Tuesday, June 19, 2007

Competition in the Marching Activity..Blessing or Curse?

Recently I have been thinking about the competition aspect of the marching activity and trying to draw on some of my ideas and experience to meditate upon whether this improves the activity or hurts it.

The first thing I recognized is that the worlds of Drum Corps and high school marching bands are two very different entities and competition could play very different roles in each community. For Drum Corps, competition is at the very heart of the activity, and has been for years. Corps, from their inception, were groups that competed on a field or in parades with other corps from around the area. High School marching bands grew in support of athletic teams at the school and mostly did not compete until recently. Given these two different histories it would be improper to generalize for the entire marching activity on the merits of competition. This is why I have broken up the discussion into two separate parts; Marching Band, and Drum Corps.

The second thing I recognized is that there should be some standard or definition to what it means to "improve" or "hurt" the activity. I brainstormed several factors that could be used to judge the effect of competition on the marching activity - attendance figures/number of fans, mainstream visibility, complexity of material, education value, number and size of marching units, and general attitude towards the activity. While some of these are vague and can only really be supported by observational and anecdotal evidence, I believe that they are still important to consider in the big picture.

The next step, is sorting out and recognizing that some of these factors may not be influenced or influenced entirely by competition. Mainstream Visibility is an example of a standard that could have causal factors other than competition. I hope to try and point out when a standard could be affected by something outside of competition as I go through them.

let me do a quick explanation of each standard, just to clarify -

Attendance/Fans - This standard answers the question "Is the activity loosing or gaining fans and why?" things such as attendance trends and activity magazines and website popularity can help in determining who the fans are and why they are interested.

Mainstream Visibility - this can include references to the activity in mainstream culture. Maybe the activity figures into a TV show or movie, or a group could be covered by a news outlet.

Complexity of Material - This standard answers the question of "Have shows improved over the years, and how have they improved over the years?" Now I recognize that there are different standards to evaluate these questions as well and I will factor these into the analysis.

Education Value - These groups teach something to their participants.
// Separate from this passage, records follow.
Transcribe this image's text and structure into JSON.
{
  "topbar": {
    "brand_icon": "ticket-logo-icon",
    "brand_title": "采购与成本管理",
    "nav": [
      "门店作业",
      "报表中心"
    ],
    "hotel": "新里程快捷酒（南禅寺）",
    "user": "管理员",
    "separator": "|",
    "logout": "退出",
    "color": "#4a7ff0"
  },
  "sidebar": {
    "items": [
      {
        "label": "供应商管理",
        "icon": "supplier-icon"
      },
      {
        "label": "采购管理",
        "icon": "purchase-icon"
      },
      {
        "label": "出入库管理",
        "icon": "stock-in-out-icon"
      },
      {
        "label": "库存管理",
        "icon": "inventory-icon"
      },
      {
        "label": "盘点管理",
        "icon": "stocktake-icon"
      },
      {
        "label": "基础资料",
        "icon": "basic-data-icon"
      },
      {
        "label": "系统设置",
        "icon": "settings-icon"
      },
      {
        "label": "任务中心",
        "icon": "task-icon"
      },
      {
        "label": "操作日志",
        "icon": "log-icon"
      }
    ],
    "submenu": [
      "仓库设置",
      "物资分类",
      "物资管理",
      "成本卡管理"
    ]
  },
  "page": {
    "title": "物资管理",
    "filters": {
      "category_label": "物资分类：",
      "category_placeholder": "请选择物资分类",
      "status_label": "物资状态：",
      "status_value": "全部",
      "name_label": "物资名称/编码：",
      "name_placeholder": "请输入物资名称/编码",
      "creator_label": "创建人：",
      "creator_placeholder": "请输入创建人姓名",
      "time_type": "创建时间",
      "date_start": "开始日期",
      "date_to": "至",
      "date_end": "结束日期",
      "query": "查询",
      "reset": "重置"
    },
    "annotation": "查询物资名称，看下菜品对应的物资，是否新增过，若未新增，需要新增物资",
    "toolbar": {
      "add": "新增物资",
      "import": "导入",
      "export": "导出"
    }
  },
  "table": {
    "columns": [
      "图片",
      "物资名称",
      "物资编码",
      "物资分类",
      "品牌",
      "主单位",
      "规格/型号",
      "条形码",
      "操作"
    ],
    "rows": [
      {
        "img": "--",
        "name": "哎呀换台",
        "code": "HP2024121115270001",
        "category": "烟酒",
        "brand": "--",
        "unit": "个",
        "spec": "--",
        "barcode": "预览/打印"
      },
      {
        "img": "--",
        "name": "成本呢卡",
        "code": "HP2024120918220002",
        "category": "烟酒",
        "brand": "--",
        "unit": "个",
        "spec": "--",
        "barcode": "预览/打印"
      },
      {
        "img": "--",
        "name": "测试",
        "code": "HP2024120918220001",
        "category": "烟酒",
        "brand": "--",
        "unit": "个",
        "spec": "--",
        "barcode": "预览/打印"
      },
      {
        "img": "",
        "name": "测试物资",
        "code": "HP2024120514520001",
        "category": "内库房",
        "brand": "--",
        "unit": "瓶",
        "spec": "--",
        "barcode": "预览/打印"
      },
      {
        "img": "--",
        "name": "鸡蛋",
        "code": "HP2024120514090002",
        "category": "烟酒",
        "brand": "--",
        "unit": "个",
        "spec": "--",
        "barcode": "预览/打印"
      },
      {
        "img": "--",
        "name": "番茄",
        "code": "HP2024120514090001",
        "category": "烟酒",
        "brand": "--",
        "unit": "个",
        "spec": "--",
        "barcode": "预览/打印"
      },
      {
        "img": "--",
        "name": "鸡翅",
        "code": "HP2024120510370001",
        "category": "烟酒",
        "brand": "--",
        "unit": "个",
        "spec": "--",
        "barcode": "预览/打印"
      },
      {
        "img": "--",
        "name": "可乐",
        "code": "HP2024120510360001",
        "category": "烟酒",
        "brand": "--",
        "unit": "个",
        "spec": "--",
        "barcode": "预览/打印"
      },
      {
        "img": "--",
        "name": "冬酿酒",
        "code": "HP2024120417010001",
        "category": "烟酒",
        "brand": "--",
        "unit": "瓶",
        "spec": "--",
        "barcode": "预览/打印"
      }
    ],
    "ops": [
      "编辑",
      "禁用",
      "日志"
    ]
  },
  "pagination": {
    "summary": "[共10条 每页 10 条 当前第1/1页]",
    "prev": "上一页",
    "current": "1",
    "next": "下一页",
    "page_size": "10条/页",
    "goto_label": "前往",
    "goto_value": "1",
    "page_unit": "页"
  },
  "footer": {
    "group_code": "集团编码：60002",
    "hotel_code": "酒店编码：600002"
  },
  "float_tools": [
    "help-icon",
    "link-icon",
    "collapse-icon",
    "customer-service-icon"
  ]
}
What is the value of what they teach and does competition affect the instruction the participants receive?

Number and Size of Marching Units - Are there more or less groups these days than there were in the past? What caused a change in this number? Are the groups today larger or smaller than their predecessors? Is there as much interest in membership for these groups?
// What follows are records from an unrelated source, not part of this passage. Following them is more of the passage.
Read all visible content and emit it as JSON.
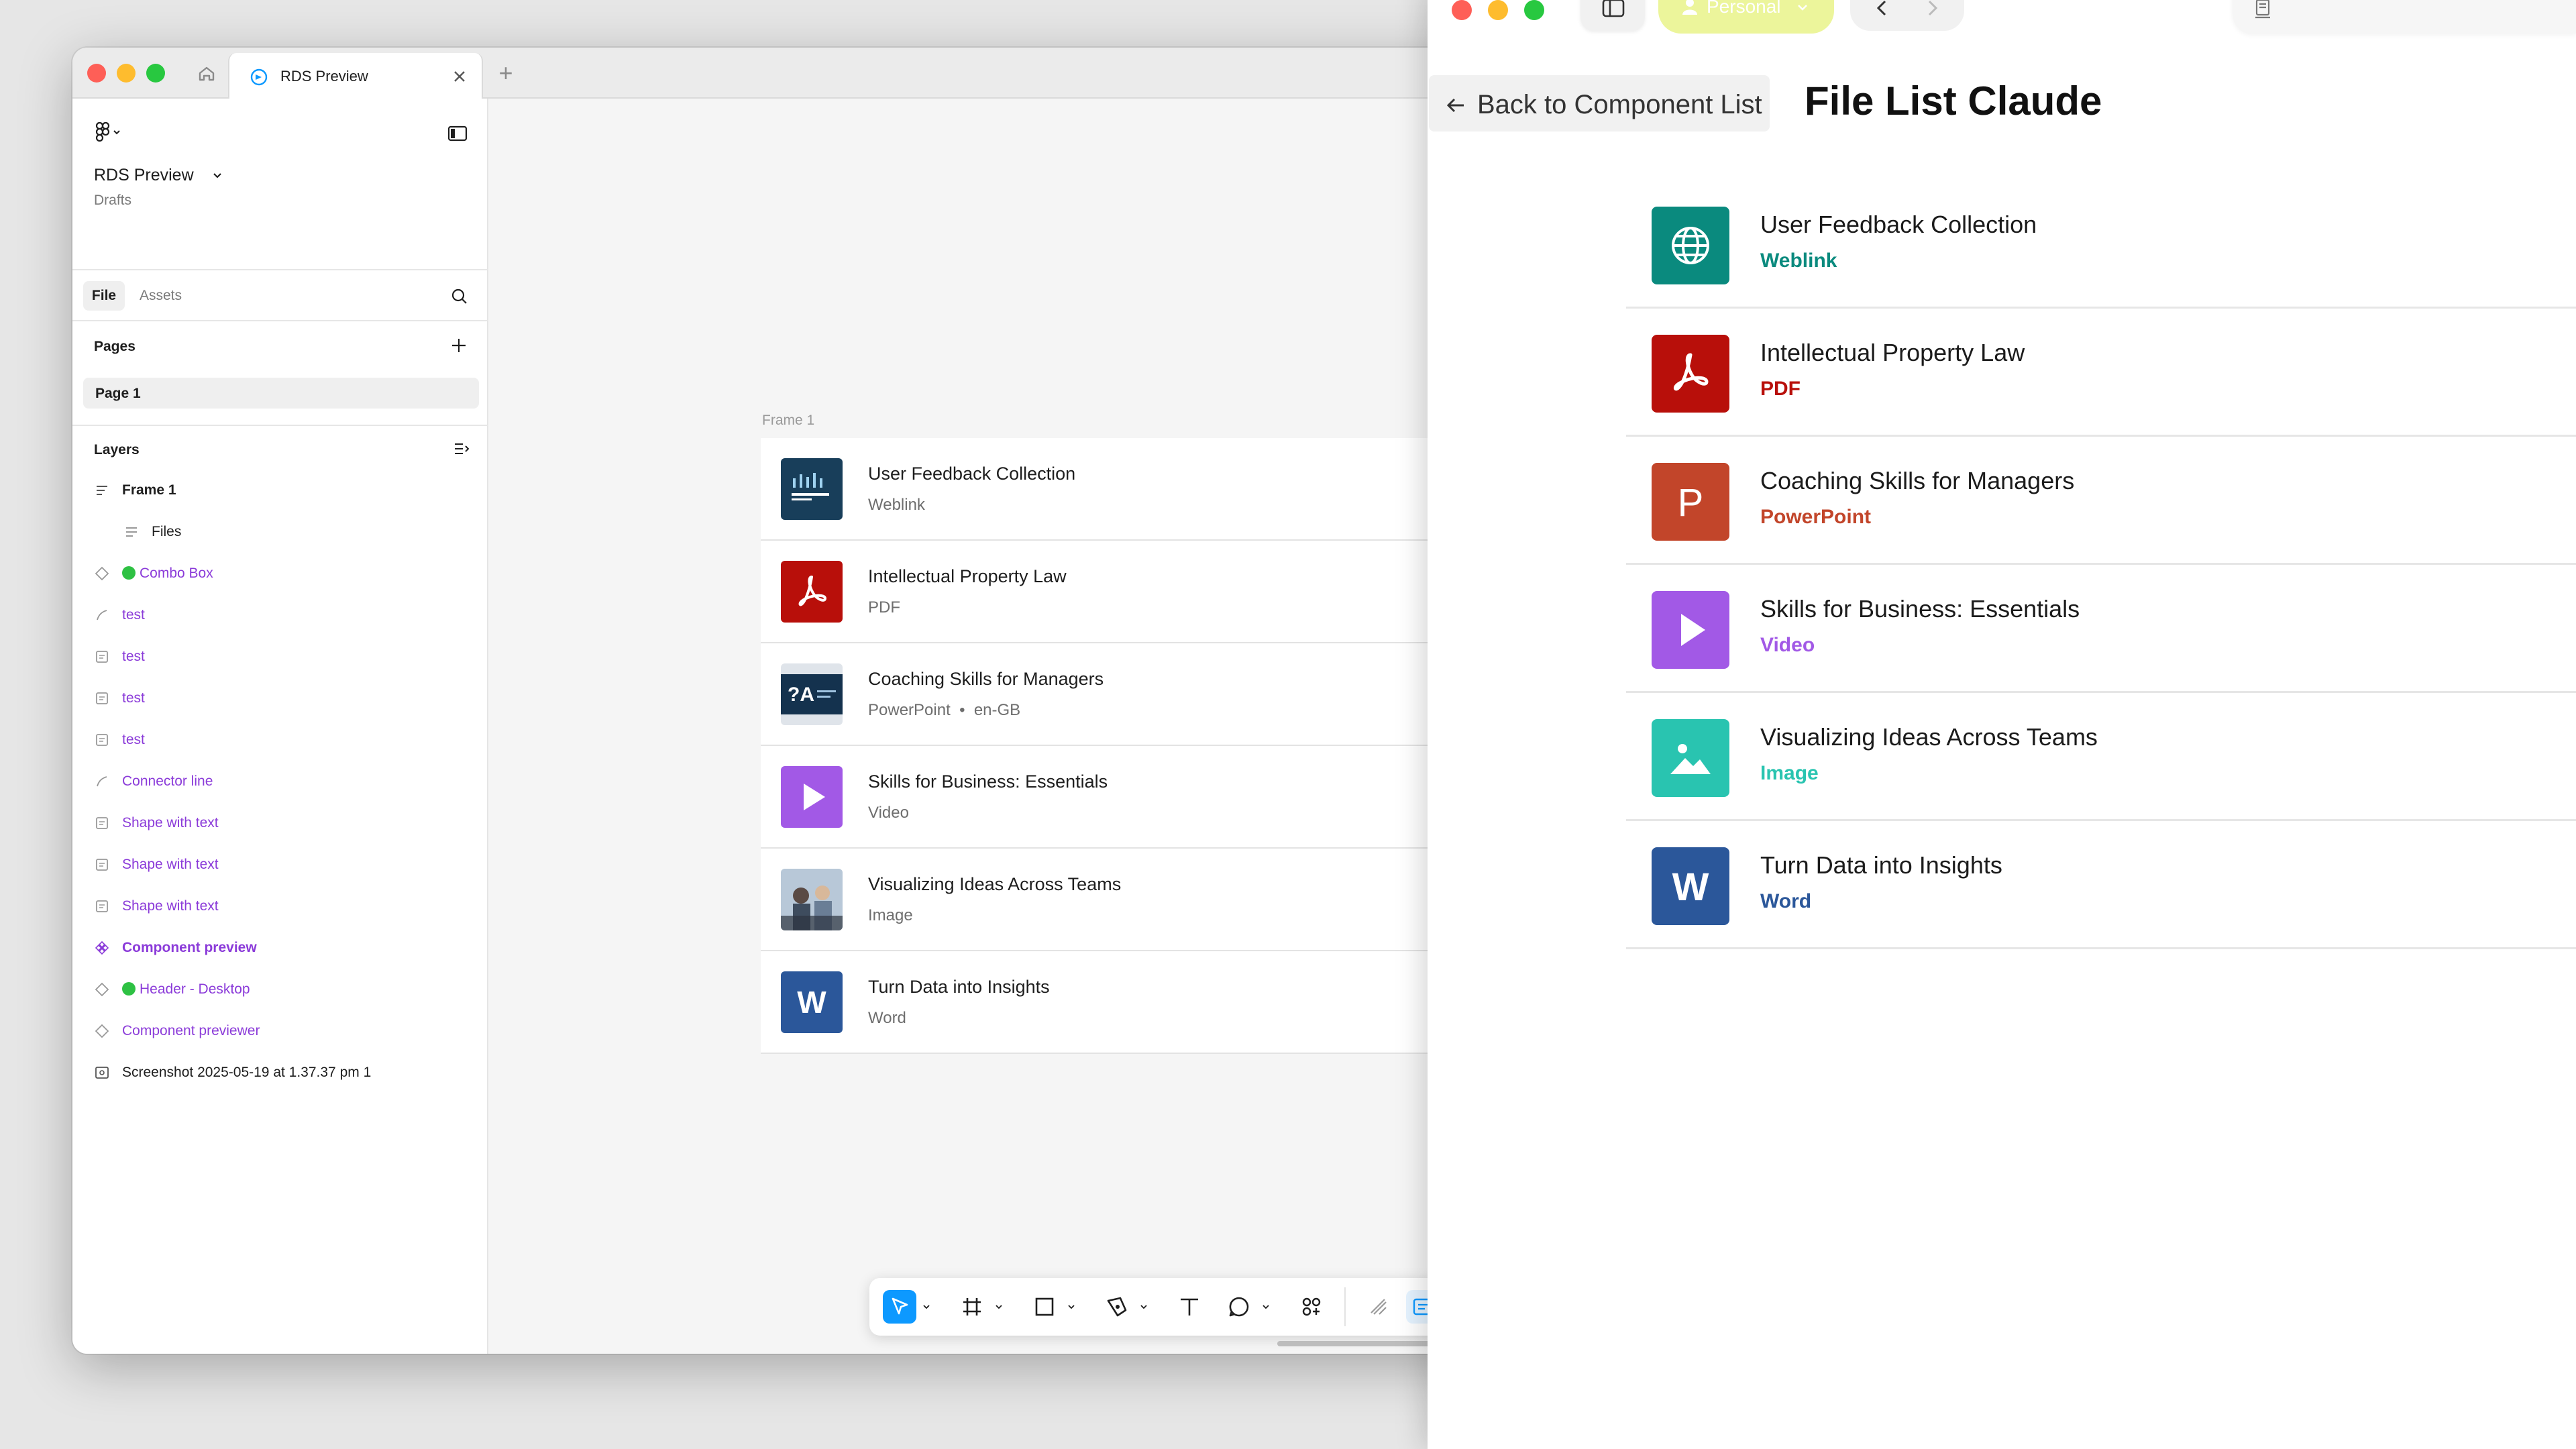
{
  "figma": {
    "tab_title": "RDS Preview",
    "project_name": "RDS Preview",
    "project_location": "Drafts",
    "panel_tabs": {
      "file": "File",
      "assets": "Assets"
    },
    "pages_heading": "Pages",
    "pages": [
      "Page 1"
    ],
    "layers_heading": "Layers",
    "layers": [
      {
        "label": "Frame 1",
        "style": "bold",
        "indent": 0,
        "icon": "frame-icon"
      },
      {
        "label": "Files",
        "style": "normal",
        "indent": 1,
        "icon": "autolayout-icon"
      },
      {
        "label": "Combo Box",
        "style": "purple",
        "indent": 0,
        "icon": "instance-icon",
        "dot": true
      },
      {
        "label": "test",
        "style": "purple",
        "indent": 0,
        "icon": "line-icon"
      },
      {
        "label": "test",
        "style": "purple",
        "indent": 0,
        "icon": "shape-text-icon"
      },
      {
        "label": "test",
        "style": "purple",
        "indent": 0,
        "icon": "shape-text-icon"
      },
      {
        "label": "test",
        "style": "purple",
        "indent": 0,
        "icon": "shape-text-icon"
      },
      {
        "label": "Connector line",
        "style": "purple",
        "indent": 0,
        "icon": "line-icon"
      },
      {
        "label": "Shape with text",
        "style": "purple",
        "indent": 0,
        "icon": "shape-text-icon"
      },
      {
        "label": "Shape with text",
        "style": "purple",
        "indent": 0,
        "icon": "shape-text-icon"
      },
      {
        "label": "Shape with text",
        "style": "purple",
        "indent": 0,
        "icon": "shape-text-icon"
      },
      {
        "label": "Component preview",
        "style": "purple-bold",
        "indent": 0,
        "icon": "component-icon"
      },
      {
        "label": "Header - Desktop",
        "style": "purple",
        "indent": 0,
        "icon": "instance-icon",
        "dot": true
      },
      {
        "label": "Component previewer",
        "style": "purple",
        "indent": 0,
        "icon": "instance-icon"
      },
      {
        "label": "Screenshot 2025-05-19 at 1.37.37 pm 1",
        "style": "normal",
        "indent": 0,
        "icon": "image-icon"
      }
    ],
    "frame_label": "Frame 1",
    "files": [
      {
        "title": "User Feedback Collection",
        "type": "Weblink",
        "lang": ""
      },
      {
        "title": "Intellectual Property Law",
        "type": "PDF",
        "lang": ""
      },
      {
        "title": "Coaching Skills for Managers",
        "type": "PowerPoint",
        "lang": "en-GB"
      },
      {
        "title": "Skills for Business: Essentials",
        "type": "Video",
        "lang": ""
      },
      {
        "title": "Visualizing Ideas Across Teams",
        "type": "Image",
        "lang": ""
      },
      {
        "title": "Turn Data into Insights",
        "type": "Word",
        "lang": ""
      }
    ],
    "colors": {
      "accent": "#0d99ff",
      "component_purple": "#8b3bd9",
      "dot_green": "#2ec143"
    }
  },
  "browser": {
    "profile_label": "Personal",
    "back_label": "Back to Component List",
    "page_title": "File List Claude",
    "files": [
      {
        "title": "User Feedback Collection",
        "type": "Weblink",
        "color": "#0a8a7e",
        "letter": "",
        "icon": "globe-icon"
      },
      {
        "title": "Intellectual Property Law",
        "type": "PDF",
        "color": "#b80f0a",
        "letter": "",
        "icon": "acrobat-icon"
      },
      {
        "title": "Coaching Skills for Managers",
        "type": "PowerPoint",
        "color": "#c2452a",
        "letter": "P",
        "icon": "powerpoint-icon"
      },
      {
        "title": "Skills for Business: Essentials",
        "type": "Video",
        "color": "#a259e6",
        "letter": "",
        "icon": "play-icon"
      },
      {
        "title": "Visualizing Ideas Across Teams",
        "type": "Image",
        "color": "#29c4b0",
        "letter": "",
        "icon": "image-icon"
      },
      {
        "title": "Turn Data into Insights",
        "type": "Word",
        "color": "#2b579a",
        "letter": "W",
        "icon": "word-icon"
      }
    ]
  }
}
General Attitude - This is a little harder to get a fix on. How do fans/the public feel about the activity in general? How do the directors and participants feel about the activity in general?

Using these, I will analyze the activity and make an informed recommendation as to the effects of Competition on the marching activity.

I will start with examining Drum Corps in the next p0st...

1 comment:

The Maestro said...

An interesting article here Joe. I look forward to reading your future articles on this topic as the interplay between competition and education in performing ensembles like the marching band is a hot button issue in many school districts. I have posted links to this article on my Squidoo DCI page, and will also forward it out to my Music Education Magic newsletter subscribers in the next issue. Keep up the good work and I can't wait to hear your conclusions.